BEGIN Supplied entries

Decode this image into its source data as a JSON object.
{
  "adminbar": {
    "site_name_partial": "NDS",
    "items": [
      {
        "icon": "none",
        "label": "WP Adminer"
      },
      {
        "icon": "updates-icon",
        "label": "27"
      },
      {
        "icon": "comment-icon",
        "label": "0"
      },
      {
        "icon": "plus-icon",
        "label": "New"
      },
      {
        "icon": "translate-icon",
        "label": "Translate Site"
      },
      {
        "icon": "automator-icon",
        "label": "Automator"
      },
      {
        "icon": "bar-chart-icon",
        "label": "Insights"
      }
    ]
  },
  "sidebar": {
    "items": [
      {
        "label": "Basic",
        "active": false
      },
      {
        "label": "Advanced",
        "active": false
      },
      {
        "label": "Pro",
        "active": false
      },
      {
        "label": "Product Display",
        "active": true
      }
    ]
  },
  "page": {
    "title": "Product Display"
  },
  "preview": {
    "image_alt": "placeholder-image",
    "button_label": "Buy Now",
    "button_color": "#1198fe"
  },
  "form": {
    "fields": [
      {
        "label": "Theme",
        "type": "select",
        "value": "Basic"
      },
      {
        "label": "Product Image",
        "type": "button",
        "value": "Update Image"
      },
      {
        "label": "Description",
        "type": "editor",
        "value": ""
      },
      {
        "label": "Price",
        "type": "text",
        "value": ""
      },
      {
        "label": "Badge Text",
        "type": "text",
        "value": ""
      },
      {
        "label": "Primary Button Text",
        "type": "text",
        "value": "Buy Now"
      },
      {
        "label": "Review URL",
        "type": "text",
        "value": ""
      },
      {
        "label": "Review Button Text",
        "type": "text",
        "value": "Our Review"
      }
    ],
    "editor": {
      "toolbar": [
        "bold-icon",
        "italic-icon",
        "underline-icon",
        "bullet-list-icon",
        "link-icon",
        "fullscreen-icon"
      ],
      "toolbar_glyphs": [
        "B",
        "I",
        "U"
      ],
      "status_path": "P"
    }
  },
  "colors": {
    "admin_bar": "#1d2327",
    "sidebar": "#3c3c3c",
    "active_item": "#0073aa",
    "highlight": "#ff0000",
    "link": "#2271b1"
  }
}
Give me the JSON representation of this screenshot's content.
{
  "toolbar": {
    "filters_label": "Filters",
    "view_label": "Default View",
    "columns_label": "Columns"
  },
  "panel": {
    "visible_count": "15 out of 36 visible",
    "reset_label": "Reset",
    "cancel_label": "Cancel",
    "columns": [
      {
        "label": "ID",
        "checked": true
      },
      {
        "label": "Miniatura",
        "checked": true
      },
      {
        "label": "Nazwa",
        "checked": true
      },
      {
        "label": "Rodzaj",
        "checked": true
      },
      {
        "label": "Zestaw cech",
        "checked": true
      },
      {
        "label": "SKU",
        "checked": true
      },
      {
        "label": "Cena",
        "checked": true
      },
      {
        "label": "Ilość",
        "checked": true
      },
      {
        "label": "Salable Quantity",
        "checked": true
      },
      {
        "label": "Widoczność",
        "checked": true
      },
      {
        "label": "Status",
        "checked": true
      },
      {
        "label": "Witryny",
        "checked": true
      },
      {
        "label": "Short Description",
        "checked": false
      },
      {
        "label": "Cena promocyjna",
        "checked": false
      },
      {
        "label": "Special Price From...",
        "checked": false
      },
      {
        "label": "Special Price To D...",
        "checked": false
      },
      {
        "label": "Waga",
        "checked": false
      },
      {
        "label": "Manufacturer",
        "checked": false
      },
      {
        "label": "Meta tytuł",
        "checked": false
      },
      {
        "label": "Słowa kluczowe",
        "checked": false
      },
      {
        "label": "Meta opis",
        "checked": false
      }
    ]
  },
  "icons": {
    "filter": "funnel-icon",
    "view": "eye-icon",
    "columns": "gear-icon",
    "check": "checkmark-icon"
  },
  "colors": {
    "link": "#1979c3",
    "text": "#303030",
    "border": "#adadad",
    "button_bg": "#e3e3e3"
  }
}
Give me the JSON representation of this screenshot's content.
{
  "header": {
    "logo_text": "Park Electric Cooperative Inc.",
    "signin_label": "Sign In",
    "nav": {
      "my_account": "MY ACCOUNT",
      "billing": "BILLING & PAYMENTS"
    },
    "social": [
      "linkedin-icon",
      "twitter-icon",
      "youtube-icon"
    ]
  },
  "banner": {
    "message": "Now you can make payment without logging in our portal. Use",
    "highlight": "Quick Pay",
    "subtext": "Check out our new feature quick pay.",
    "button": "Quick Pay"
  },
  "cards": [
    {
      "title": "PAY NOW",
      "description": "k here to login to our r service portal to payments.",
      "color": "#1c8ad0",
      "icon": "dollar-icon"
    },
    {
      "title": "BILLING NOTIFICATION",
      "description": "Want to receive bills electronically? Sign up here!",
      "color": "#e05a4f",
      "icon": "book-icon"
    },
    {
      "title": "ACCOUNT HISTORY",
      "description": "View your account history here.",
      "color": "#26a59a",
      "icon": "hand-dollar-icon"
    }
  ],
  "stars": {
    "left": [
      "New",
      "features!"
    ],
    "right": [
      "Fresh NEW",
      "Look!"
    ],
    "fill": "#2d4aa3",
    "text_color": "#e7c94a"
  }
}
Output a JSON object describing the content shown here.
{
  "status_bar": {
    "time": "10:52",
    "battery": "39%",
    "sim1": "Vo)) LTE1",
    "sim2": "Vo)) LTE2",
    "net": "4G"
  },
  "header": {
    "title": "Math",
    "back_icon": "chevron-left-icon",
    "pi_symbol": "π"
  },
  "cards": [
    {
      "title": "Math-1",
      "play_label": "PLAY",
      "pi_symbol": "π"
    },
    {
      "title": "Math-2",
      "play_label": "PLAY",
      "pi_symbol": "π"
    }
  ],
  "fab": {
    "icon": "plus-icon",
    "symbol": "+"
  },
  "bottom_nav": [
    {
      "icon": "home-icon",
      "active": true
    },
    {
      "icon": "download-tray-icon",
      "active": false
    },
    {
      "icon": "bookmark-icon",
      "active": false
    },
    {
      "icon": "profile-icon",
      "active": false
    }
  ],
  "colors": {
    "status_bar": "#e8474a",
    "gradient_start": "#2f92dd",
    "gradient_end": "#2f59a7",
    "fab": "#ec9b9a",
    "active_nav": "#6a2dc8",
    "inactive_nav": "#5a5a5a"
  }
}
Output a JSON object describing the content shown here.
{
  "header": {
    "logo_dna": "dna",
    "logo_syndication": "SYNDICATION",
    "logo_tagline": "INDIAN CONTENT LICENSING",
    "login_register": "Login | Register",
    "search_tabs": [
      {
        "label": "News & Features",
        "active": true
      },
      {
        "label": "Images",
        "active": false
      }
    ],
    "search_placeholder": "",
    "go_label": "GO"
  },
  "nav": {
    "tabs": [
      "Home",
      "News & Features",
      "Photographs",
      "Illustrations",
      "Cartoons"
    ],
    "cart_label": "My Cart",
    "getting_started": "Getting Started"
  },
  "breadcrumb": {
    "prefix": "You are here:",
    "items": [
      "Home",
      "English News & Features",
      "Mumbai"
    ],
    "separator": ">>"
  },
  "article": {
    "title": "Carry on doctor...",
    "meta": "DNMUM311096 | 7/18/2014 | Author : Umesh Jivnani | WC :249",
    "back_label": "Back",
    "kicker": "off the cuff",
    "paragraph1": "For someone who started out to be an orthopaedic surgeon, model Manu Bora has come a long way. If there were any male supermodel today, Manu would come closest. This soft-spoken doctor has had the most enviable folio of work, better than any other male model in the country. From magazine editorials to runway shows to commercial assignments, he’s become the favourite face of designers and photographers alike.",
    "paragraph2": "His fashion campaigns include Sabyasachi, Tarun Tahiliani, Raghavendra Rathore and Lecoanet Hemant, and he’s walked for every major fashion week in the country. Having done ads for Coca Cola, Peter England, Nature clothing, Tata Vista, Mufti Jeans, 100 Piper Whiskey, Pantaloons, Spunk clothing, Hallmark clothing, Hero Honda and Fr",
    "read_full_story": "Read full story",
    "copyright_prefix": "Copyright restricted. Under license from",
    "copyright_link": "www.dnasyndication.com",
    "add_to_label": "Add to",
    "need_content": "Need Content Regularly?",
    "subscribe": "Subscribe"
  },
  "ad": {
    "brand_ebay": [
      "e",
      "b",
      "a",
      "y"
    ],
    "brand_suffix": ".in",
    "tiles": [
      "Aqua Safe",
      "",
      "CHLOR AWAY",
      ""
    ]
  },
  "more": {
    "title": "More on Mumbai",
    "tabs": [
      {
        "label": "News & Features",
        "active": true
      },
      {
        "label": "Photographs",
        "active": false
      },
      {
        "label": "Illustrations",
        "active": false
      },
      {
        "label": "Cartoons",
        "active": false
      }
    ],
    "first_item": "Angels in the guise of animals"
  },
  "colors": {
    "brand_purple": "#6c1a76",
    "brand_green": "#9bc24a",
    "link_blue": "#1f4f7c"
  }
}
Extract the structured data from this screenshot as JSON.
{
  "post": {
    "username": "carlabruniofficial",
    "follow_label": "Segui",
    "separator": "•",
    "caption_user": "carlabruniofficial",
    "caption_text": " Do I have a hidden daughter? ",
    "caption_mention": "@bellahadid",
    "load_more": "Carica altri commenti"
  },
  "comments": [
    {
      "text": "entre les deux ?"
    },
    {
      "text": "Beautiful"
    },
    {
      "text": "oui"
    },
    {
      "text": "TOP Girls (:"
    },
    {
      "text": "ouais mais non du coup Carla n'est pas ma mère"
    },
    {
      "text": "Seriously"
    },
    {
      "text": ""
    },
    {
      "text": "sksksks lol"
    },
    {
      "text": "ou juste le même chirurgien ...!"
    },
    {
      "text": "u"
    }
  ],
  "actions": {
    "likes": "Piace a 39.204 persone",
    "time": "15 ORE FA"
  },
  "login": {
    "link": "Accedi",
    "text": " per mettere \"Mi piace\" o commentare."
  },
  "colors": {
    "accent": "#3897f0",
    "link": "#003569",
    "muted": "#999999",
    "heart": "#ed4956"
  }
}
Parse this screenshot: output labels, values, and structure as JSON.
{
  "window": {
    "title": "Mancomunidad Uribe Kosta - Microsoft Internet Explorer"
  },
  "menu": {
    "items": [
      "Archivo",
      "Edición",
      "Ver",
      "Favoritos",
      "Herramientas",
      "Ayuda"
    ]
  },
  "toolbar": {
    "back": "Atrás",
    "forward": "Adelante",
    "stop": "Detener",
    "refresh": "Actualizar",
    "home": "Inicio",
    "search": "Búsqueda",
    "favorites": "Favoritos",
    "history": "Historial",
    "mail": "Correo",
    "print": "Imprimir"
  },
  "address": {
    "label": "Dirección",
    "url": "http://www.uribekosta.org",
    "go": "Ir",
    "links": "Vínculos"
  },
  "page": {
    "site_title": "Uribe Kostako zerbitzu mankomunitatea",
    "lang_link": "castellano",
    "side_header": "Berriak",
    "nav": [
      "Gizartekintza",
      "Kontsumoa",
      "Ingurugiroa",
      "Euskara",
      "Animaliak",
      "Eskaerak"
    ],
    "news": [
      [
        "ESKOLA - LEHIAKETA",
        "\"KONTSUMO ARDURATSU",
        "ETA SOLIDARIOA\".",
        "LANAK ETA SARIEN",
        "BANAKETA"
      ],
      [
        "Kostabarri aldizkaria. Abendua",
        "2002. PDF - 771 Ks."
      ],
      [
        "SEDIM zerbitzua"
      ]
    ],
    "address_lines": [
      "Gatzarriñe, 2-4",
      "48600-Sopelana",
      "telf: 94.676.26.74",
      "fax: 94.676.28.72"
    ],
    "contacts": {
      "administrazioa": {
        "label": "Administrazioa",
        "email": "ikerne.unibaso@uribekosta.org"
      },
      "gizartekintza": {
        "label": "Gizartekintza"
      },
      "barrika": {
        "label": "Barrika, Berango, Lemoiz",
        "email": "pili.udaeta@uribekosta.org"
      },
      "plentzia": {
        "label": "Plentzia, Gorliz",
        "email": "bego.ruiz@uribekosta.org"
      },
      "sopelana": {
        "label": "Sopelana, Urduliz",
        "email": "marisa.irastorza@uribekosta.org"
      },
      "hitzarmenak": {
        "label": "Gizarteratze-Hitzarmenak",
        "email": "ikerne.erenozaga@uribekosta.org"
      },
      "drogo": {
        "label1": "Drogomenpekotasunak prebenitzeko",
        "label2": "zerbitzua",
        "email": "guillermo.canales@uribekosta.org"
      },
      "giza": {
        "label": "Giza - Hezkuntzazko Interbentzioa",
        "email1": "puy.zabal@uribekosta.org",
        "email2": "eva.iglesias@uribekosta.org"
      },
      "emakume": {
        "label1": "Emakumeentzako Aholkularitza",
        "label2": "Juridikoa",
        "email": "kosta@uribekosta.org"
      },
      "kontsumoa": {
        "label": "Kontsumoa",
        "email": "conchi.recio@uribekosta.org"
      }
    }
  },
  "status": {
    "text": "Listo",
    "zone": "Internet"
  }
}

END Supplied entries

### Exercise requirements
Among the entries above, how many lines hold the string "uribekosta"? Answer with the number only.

### Written reply
11